When we create a communication plan, our brains work through scenarios of progress. One step leads to another and then another. At the end of the funnel, it’s obviously smaller and we’ve all learned to accept it. It’s the reason we call it a funnel. Since our eyes are naturally on the prize or the party attendees, sometimes we settle for historical justifications of conversion data, move on, and celebrate the win. But what if this time we didn’t accept this as the “standard” and begin to question the reasons people decide not to come to the party?
Who’s falling out of the process and why? How does the group of non-engagers look in comparison to those who are engaging? Perhaps there are geographic or demographic differences? As a marketer, it’s your job to find just as much interest in the people who aren’t doing what you’ve worked so hard to accomplish through your marketing as it is for those who are.
Here are six tips to consider if non-engagers are keeping you up at night.

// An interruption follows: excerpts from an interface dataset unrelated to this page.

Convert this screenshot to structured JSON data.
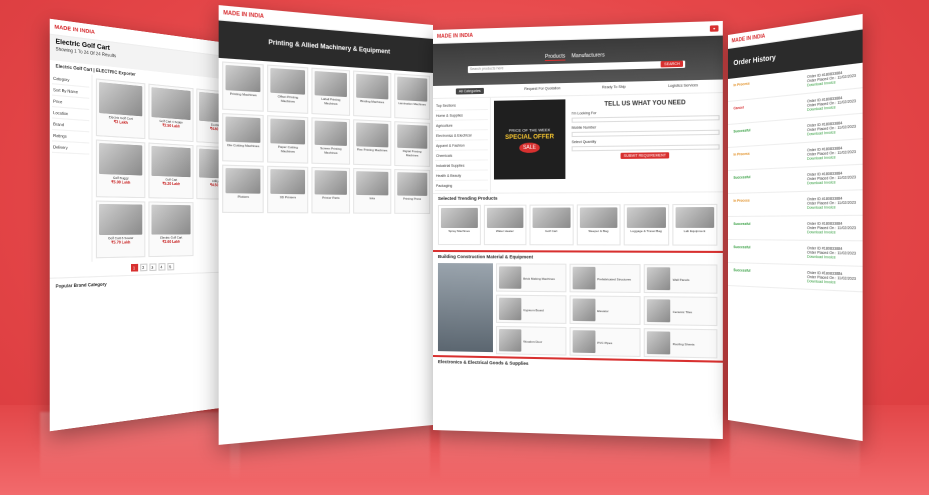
{
  "brand": "MADE IN INDIA",
  "panel1": {
    "title": "Electric Golf Cart",
    "breadcrumb": "Showing 1 To 24 Of 24 Results",
    "subtitle": "Electric Golf Cart | ELECTRIC Exporter",
    "filters": [
      "Category",
      "Sort By Name",
      "Price",
      "Location",
      "Brand",
      "Ratings",
      "Delivery"
    ],
    "products": [
      {
        "name": "Electric Golf Cart",
        "price": "₹3 Lakh"
      },
      {
        "name": "Golf Cart 4 Seater",
        "price": "₹2.50 Lakh"
      },
      {
        "name": "Electric Cart",
        "price": "₹4.80 Lakh"
      },
      {
        "name": "Golf Buggy",
        "price": "₹5.00 Lakh"
      },
      {
        "name": "Golf Cart",
        "price": "₹5.20 Lakh"
      },
      {
        "name": "Utility Cart",
        "price": "₹4.50 Lakh"
      },
      {
        "name": "Golf Cart 6 Seater",
        "price": "₹5.70 Lakh"
      },
      {
        "name": "Electric Golf Cart",
        "price": "₹2.60 Lakh"
      }
    ],
    "pages": [
      "1",
      "2",
      "3",
      "4",
      "5"
    ],
    "footer": "Popular Brand Category"
  },
  "panel2": {
    "title": "Printing & Allied Machinery & Equipment",
    "items": [
      "Printing Machines",
      "Offset Printing Machines",
      "Label Printing Machines",
      "Binding Machines",
      "Lamination Machines",
      "Die Cutting Machines",
      "Paper Cutting Machines",
      "Screen Printing Machines",
      "Flex Printing Machines",
      "Digital Printing Machines",
      "Plotters",
      "3D Printers",
      "Printer Parts",
      "Inks",
      "Printing Press"
    ]
  },
  "panel3": {
    "tabs": [
      "Products",
      "Manufacturers"
    ],
    "active_tab": "Products",
    "search_placeholder": "Search products here",
    "search_button": "SEARCH",
    "category_button": "All Categories",
    "features": [
      "Request For Quotation",
      "Ready To Ship",
      "Logistics Services"
    ],
    "sidebar": [
      "Top Sections",
      "Home & Supplies",
      "Agriculture",
      "Electronics & Electrical",
      "Apparel & Fashion",
      "Chemicals",
      "Industrial Supplies",
      "Health & Beauty",
      "Packaging"
    ],
    "banner": {
      "line1": "PRICE OF THE WEEK",
      "offer": "SPECIAL OFFER",
      "badge": "SALE"
    },
    "form": {
      "heading": "TELL US WHAT YOU NEED",
      "labels": [
        "I'm Looking For",
        "Mobile Number",
        "Select Quantity"
      ],
      "submit": "SUBMIT REQUIREMENT"
    },
    "trending_title": "Selected Trending Products",
    "trending": [
      "Spray Machines",
      "Water Heater",
      "Golf Cart",
      "Sleeper & Bag",
      "Luggage & Travel Bag",
      "Lab Equipment"
    ],
    "construction_title": "Building Construction Material & Equipment",
    "construction": [
      "Brick Making Machines",
      "Prefabricated Structures",
      "Wall Panels",
      "Gypsum Board",
      "Elevator",
      "Ceramic Tiles",
      "Wooden Door",
      "PVC Pipes",
      "Roofing Sheets"
    ],
    "electrical_title": "Electronics & Electrical Goods & Supplies"
  },
  "panel4": {
    "title": "Order History",
    "orders": [
      {
        "status": "In Process",
        "order": "Order ID #180833884",
        "date": "Order Placed On : 11/02/2023"
      },
      {
        "status": "Cancel",
        "order": "Order ID #180833884",
        "date": "Order Placed On : 11/02/2023"
      },
      {
        "status": "Successful",
        "order": "Order ID #180833884",
        "date": "Order Placed On : 11/02/2023"
      },
      {
        "status": "In Process",
        "order": "Order ID #180833884",
        "date": "Order Placed On : 11/02/2023"
      },
      {
        "status": "Successful",
        "order": "Order ID #180833884",
        "date": "Order Placed On : 11/02/2023"
      },
      {
        "status": "In Process",
        "order": "Order ID #180833884",
        "date": "Order Placed On : 11/02/2023"
      },
      {
        "status": "Successful",
        "order": "Order ID #180833884",
        "date": "Order Placed On : 11/02/2023"
      },
      {
        "status": "Successful",
        "order": "Order ID #180833884",
        "date": "Order Placed On : 11/02/2023"
      },
      {
        "status": "Successful",
        "order": "Order ID #180833884",
        "date": "Order Placed On : 11/02/2023"
      }
    ],
    "download": "Download Invoice"
  },
  "colors": {
    "background": "#e84a4c",
    "accent": "#d8302f"
  }
}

- Place value on the audience that doesn’t engage. Build your communication plans with “nurture and convert” in mind and include “level-up” tactics to attract those who didn’t respond. This doesn’t mean just changing the content or design—it means putting yourself in the driver’s seat of the person who didn’t respond to your message and thinking “What would I need to find this message interesting enough to respond to?”

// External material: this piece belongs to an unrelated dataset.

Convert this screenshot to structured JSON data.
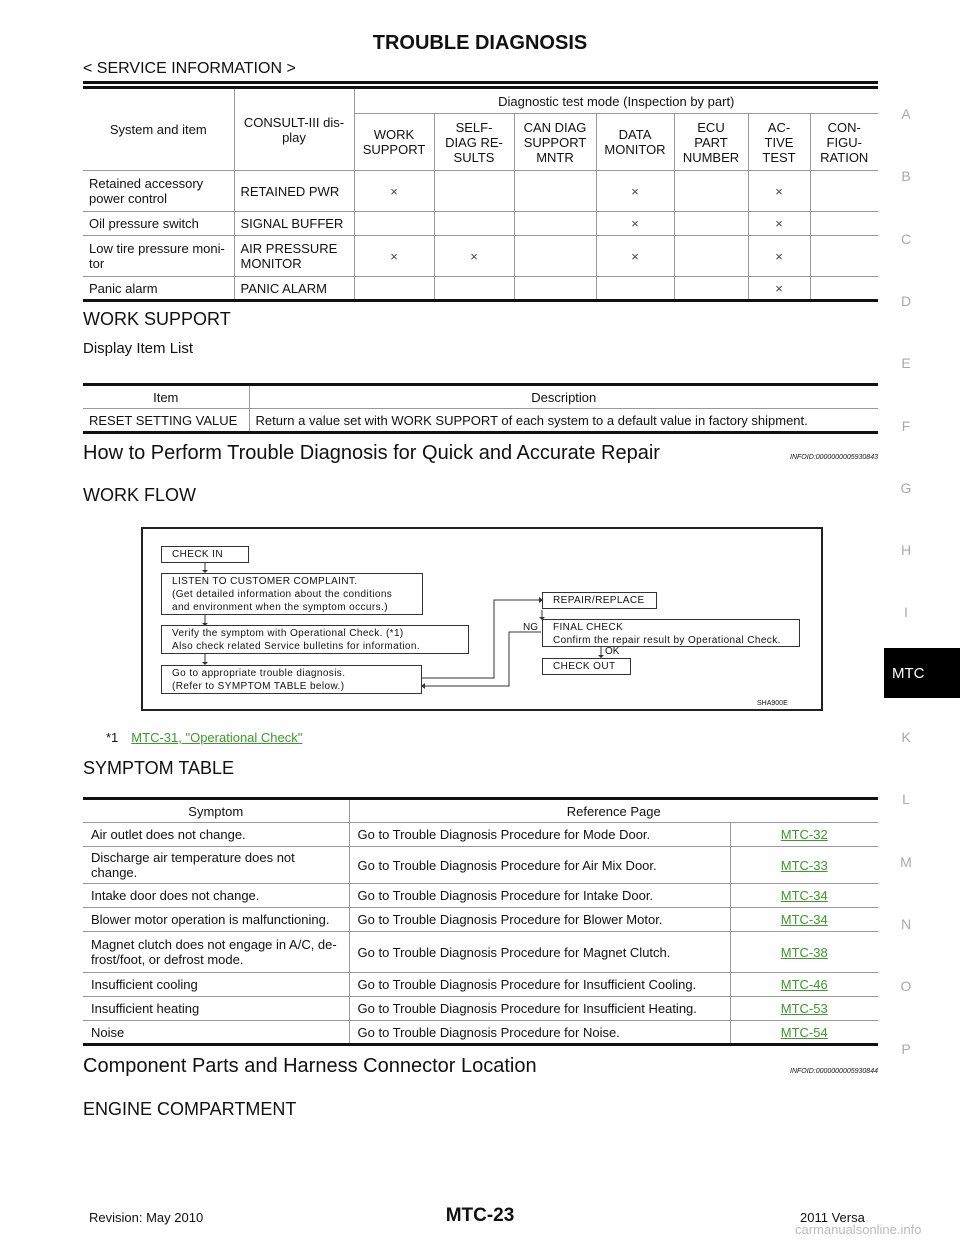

- Do your research. Analyze all the available data in both sets: the responders and non-responders. You might find some surprising results sitting in plain sight from a geographic or demographic perspective. Then learn, adjust, and measure again.
- As marketers, we like to push. And sometimes that mindset puts you in a transactional mode of developing marketing tactics. Review your communication for transactional speak. We’re told to pay our bills by this date. This kind of transactional speak doesn’t resonate well for people who are making big life decisions like choosing a major or a college.
- When reporting on marketing progress, be sure to include data and information about those who aren’t responding or engaging. This places importance on non-engagers. Have active conversations about what the non-engager audience looks like.
- Many communication plans are built on a timeline. Once that timeline is completed, it ends. If 20% of the people you’ve communicated with advance to the highest possible level, that means 80% are still in limbo. And for some, getting and maintaining that full audience costs money. How much did it cost to lose that 80%? Consider it reverse ROI. It might not be comfortable, but it’s important.
- Finally, build in a “sustaining” communication plan. The 80% who remain inactive just might not be ready. But don’t give up on them. Your plan should include ongoing communication over a longer period. Fill this plan with outcomes, benefits, and proof of why they should engage with you.
Ultimately, many will never engage. And that’s okay. But feeling confident you “see” them is important and may very well give you the kind of insight you need to continually refine your communication plans.
Strategic communication plan development is part of a user journey mapping workshop Stamats offers. We’ve created hundreds of communication maps to help colleges and universities optimize their marketing performance and improve confidence in communication processes.
Ready to get started? To discuss marketing or communication plan development or if you’re interested in the user journey mapping workshop, contact Sabra Fiala or schedule a 30-minute meeting.
Related Reading: 6 Tips for Confident Marketing Tracking